Try it:
Reproduce each record below in full, word for word, without images.

Records for this task:

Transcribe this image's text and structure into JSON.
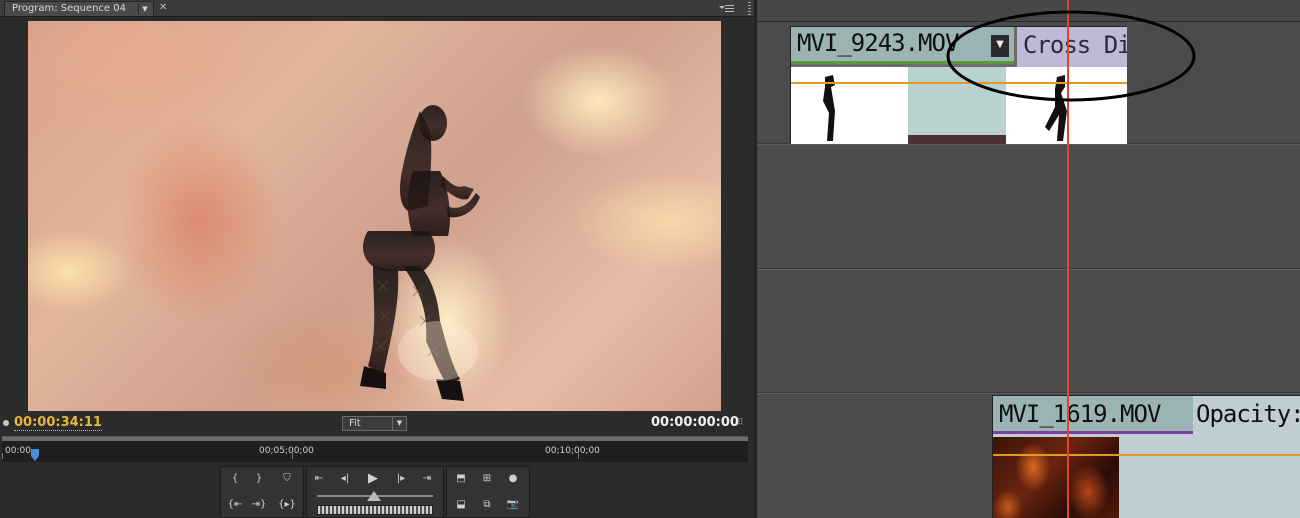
{
  "program_monitor": {
    "tab_title": "Program: Sequence 04",
    "current_timecode": "00:00:34:11",
    "zoom_select": "Fit",
    "duration_timecode": "00:00:00:00",
    "ruler": {
      "labels": [
        "00:00",
        "00;05;00;00",
        "00;10;00;00"
      ]
    }
  },
  "timeline": {
    "clip_top": {
      "name": "MVI_9243.MOV",
      "transition_label": "Cross Di"
    },
    "clip_bottom": {
      "name": "MVI_1619.MOV",
      "effect_label": "Opacity:("
    }
  },
  "colors": {
    "timecode_accent": "#e8b53a",
    "playhead": "#e0442a",
    "rubber_band": "#e39a25",
    "clip_header": "#9bb4b3",
    "transition": "#bfb9d8"
  }
}
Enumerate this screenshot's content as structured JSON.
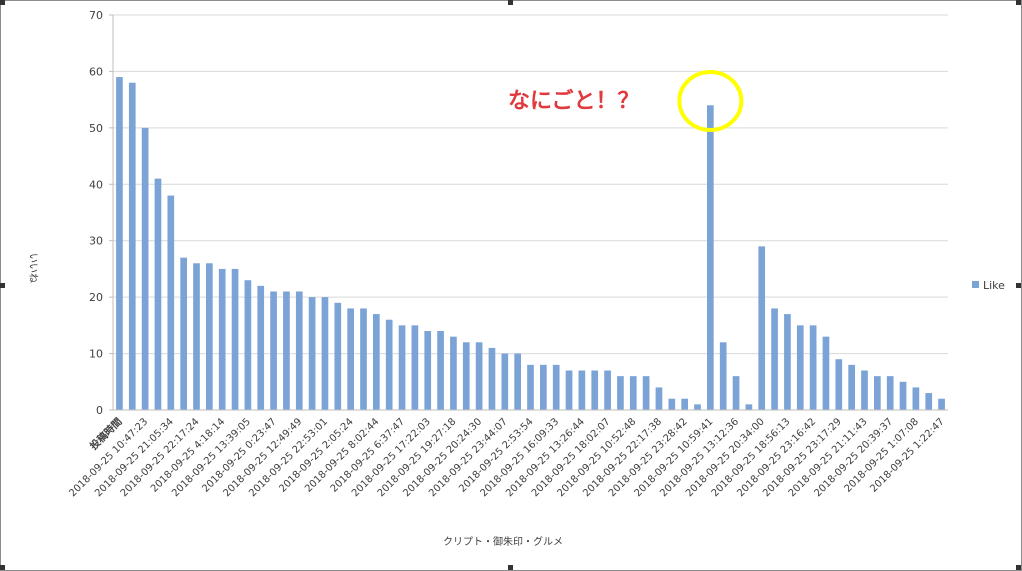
{
  "chart_data": {
    "type": "bar",
    "title": "",
    "xlabel": "クリプト・御朱印・グルメ",
    "ylabel": "いいね",
    "ylim": [
      0,
      70
    ],
    "yticks": [
      0,
      10,
      20,
      30,
      40,
      50,
      60,
      70
    ],
    "grid": true,
    "legend_position": "right",
    "bar_color": "#7ba3d6",
    "categories": [
      "投稿時間",
      "",
      "2018-09-25 10:47:23",
      "",
      "2018-09-25 21:05:34",
      "",
      "2018-09-25 22:17:24",
      "",
      "2018-09-25 4:18:14",
      "",
      "2018-09-25 13:39:05",
      "",
      "2018-09-25 0:23:47",
      "",
      "2018-09-25 12:49:49",
      "",
      "2018-09-25 22:53:01",
      "",
      "2018-09-25 2:05:24",
      "",
      "2018-09-25 8:02:44",
      "",
      "2018-09-25 6:37:47",
      "",
      "2018-09-25 17:22:03",
      "",
      "2018-09-25 19:27:18",
      "",
      "2018-09-25 20:24:30",
      "",
      "2018-09-25 23:44:07",
      "",
      "2018-09-25 2:53:54",
      "",
      "2018-09-25 16:09:33",
      "",
      "2018-09-25 13:26:44",
      "",
      "2018-09-25 18:02:07",
      "",
      "2018-09-25 10:52:48",
      "",
      "2018-09-25 22:17:38",
      "",
      "2018-09-25 23:28:42",
      "",
      "2018-09-25 10:59:41",
      "",
      "2018-09-25 13:12:36",
      "",
      "2018-09-25 20:34:00",
      "",
      "2018-09-25 18:56:13",
      "",
      "2018-09-25 23:16:42",
      "",
      "2018-09-25 23:17:29",
      "",
      "2018-09-25 21:11:43",
      "",
      "2018-09-25 20:39:37",
      "",
      "2018-09-25 1:07:08",
      "",
      "2018-09-25 1:22:47"
    ],
    "series": [
      {
        "name": "Like",
        "values": [
          59,
          58,
          50,
          41,
          38,
          27,
          26,
          26,
          25,
          25,
          23,
          22,
          21,
          21,
          21,
          20,
          20,
          19,
          18,
          18,
          17,
          16,
          15,
          15,
          14,
          14,
          13,
          12,
          12,
          11,
          10,
          10,
          8,
          8,
          8,
          7,
          7,
          7,
          7,
          6,
          6,
          6,
          4,
          2,
          2,
          1,
          54,
          12,
          6,
          1,
          29,
          18,
          17,
          15,
          15,
          13,
          9,
          8,
          7,
          6,
          6,
          5,
          4,
          3,
          2
        ]
      }
    ],
    "annotations": [
      {
        "text": "なにごと！？",
        "target_index": 46,
        "color": "#e0393e",
        "circle_color": "#ffff00"
      }
    ]
  }
}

Answer box:
Transcribe this image's text and structure into JSON.
{
  "program_monitor": {
    "tab_title": "Program: Sequence 04",
    "current_timecode": "00:00:34:11",
    "zoom_select": "Fit",
    "duration_timecode": "00:00:00:00",
    "ruler": {
      "labels": [
        "00:00",
        "00;05;00;00",
        "00;10;00;00"
      ]
    }
  },
  "timeline": {
    "clip_top": {
      "name": "MVI_9243.MOV",
      "transition_label": "Cross Di"
    },
    "clip_bottom": {
      "name": "MVI_1619.MOV",
      "effect_label": "Opacity:("
    }
  },
  "colors": {
    "timecode_accent": "#e8b53a",
    "playhead": "#e0442a",
    "rubber_band": "#e39a25",
    "clip_header": "#9bb4b3",
    "transition": "#bfb9d8"
  }
}
Enumerate this screenshot's content as structured JSON.
{
  "chart_data": {
    "type": "bar",
    "title": "",
    "xlabel": "クリプト・御朱印・グルメ",
    "ylabel": "いいね",
    "ylim": [
      0,
      70
    ],
    "yticks": [
      0,
      10,
      20,
      30,
      40,
      50,
      60,
      70
    ],
    "grid": true,
    "legend_position": "right",
    "bar_color": "#7ba3d6",
    "categories": [
      "投稿時間",
      "",
      "2018-09-25 10:47:23",
      "",
      "2018-09-25 21:05:34",
      "",
      "2018-09-25 22:17:24",
      "",
      "2018-09-25 4:18:14",
      "",
      "2018-09-25 13:39:05",
      "",
      "2018-09-25 0:23:47",
      "",
      "2018-09-25 12:49:49",
      "",
      "2018-09-25 22:53:01",
      "",
      "2018-09-25 2:05:24",
      "",
      "2018-09-25 8:02:44",
      "",
      "2018-09-25 6:37:47",
      "",
      "2018-09-25 17:22:03",
      "",
      "2018-09-25 19:27:18",
      "",
      "2018-09-25 20:24:30",
      "",
      "2018-09-25 23:44:07",
      "",
      "2018-09-25 2:53:54",
      "",
      "2018-09-25 16:09:33",
      "",
      "2018-09-25 13:26:44",
      "",
      "2018-09-25 18:02:07",
      "",
      "2018-09-25 10:52:48",
      "",
      "2018-09-25 22:17:38",
      "",
      "2018-09-25 23:28:42",
      "",
      "2018-09-25 10:59:41",
      "",
      "2018-09-25 13:12:36",
      "",
      "2018-09-25 20:34:00",
      "",
      "2018-09-25 18:56:13",
      "",
      "2018-09-25 23:16:42",
      "",
      "2018-09-25 23:17:29",
      "",
      "2018-09-25 21:11:43",
      "",
      "2018-09-25 20:39:37",
      "",
      "2018-09-25 1:07:08",
      "",
      "2018-09-25 1:22:47"
    ],
    "series": [
      {
        "name": "Like",
        "values": [
          59,
          58,
          50,
          41,
          38,
          27,
          26,
          26,
          25,
          25,
          23,
          22,
          21,
          21,
          21,
          20,
          20,
          19,
          18,
          18,
          17,
          16,
          15,
          15,
          14,
          14,
          13,
          12,
          12,
          11,
          10,
          10,
          8,
          8,
          8,
          7,
          7,
          7,
          7,
          6,
          6,
          6,
          4,
          2,
          2,
          1,
          54,
          12,
          6,
          1,
          29,
          18,
          17,
          15,
          15,
          13,
          9,
          8,
          7,
          6,
          6,
          5,
          4,
          3,
          2
        ]
      }
    ],
    "annotations": [
      {
        "text": "なにごと！？",
        "target_index": 46,
        "color": "#e0393e",
        "circle_color": "#ffff00"
      }
    ]
  }
}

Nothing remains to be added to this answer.